We’re built to serve others. When we lose hope in being served by others, we withhold our service in protest until we convince ourselves that no one will take care of us so we must take care of ourselves. That’s when life becomes hollow because it pulls us away from our core need: To be…
The last year has been a beautiful mess. It has been a year of pushing boundaries and testing long-held truths. People, relationships, skills, passions, and even hobbies all came under close scrutiny as I peeled away the layers of assumptions that coated them over the years to test whether they still served me well, or at all.
I tested my hand at mindful living, more so at carving my own path through the forest and the lessons that I learnt along the way, most of which are still incomplete, have unlocked new realities and resurfaced old joys. My sense of self continues to evolve, almost on a daily basis. Accepting a truth about my reality on one day seems foolhardy or delusional on another. But in between it all there has been a lightness in my steps that has been absent from my gait for decades.
I lost myself to life over the decades. Courting authenticity with a naive mind can be taxing and expensive. Living out my convictions has increased the isolation around me. Only, it’s an isolation that holds much peace despite the loneliness that it threatens to share. The peace is the absence of expectations, except for the moments that the capitalist structures around me tear away at my being through the yoke that still weighs down on my shoulders. The realisation that what feeds the soul doesn’t feed the belly intensifies each day.
We leave things behind because we find them unpleasant, not because we find them endearing or cherish-able. The same is true for relationships. Perhaps this is why it is more difficult to recall the good times when you focused on the bad times for so long. Idealism can taint judgement and spawn good intentions that are disastrous at times. Good intentions don’t always result in wholesome outcomes. Sometimes it causes more destruction than any bad intention ever could.
Optimism or pessimism are both choices. The trials we face can be unending or brutal with barely any space between them to just pause and take a breath, but succumbing to them is still a choice. Allowing our spirit to be broken is also a choice, even though it isn’t a choice taken lightly, nor one that should be made light of. Depression is a state we achieve after persisting in pessimism or losing hope in what we assume the future to hold for us. None of us know with absolute certainty what the future holds, so again, assuming the worst of the future is based on trends of negative outcomes in the past. But the moment you recognise even a single moment in your life when your projections about the future, or even the next moment turned out to be wrong because of a surprise occurrence that benefited you or gave you hope, you know that it requires a deliberate effort to ignore such hope.

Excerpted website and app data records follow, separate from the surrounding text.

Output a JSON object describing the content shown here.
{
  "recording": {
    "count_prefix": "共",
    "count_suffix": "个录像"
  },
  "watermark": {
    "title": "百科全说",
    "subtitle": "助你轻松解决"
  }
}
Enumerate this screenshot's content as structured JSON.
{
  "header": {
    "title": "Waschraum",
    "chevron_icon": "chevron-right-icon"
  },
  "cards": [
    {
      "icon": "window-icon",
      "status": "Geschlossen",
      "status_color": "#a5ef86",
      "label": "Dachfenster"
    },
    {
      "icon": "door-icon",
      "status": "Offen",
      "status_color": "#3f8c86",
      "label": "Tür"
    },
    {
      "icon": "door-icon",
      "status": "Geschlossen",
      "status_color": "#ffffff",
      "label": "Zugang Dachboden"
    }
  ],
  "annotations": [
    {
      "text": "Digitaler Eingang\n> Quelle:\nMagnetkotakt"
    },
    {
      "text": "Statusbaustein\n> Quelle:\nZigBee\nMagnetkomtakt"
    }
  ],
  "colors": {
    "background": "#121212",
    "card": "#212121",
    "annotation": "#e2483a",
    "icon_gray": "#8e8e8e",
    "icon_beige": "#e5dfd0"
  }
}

While I may not be able to resist the physical oppression that overwhelms any physical means of resistance I have at my disposal, it has never been a reason for me to remain oppressed in my mind. Far too many see the shackles on their wrists and assume that to be a denial of their freedom to think and to choose. I may not be able to choose my freedom of movement or association at all times, but I can always choose how much of that oppression defines me or what I am capable of contributing towards its dismantling.
Defining moments are those moments that mark a turning point in our lives. It’s either recalled as a moment of upliftment, or sadly too often a moment of duress. Both, however, define our lives and influences our behaviour in ways that we rarely recognise.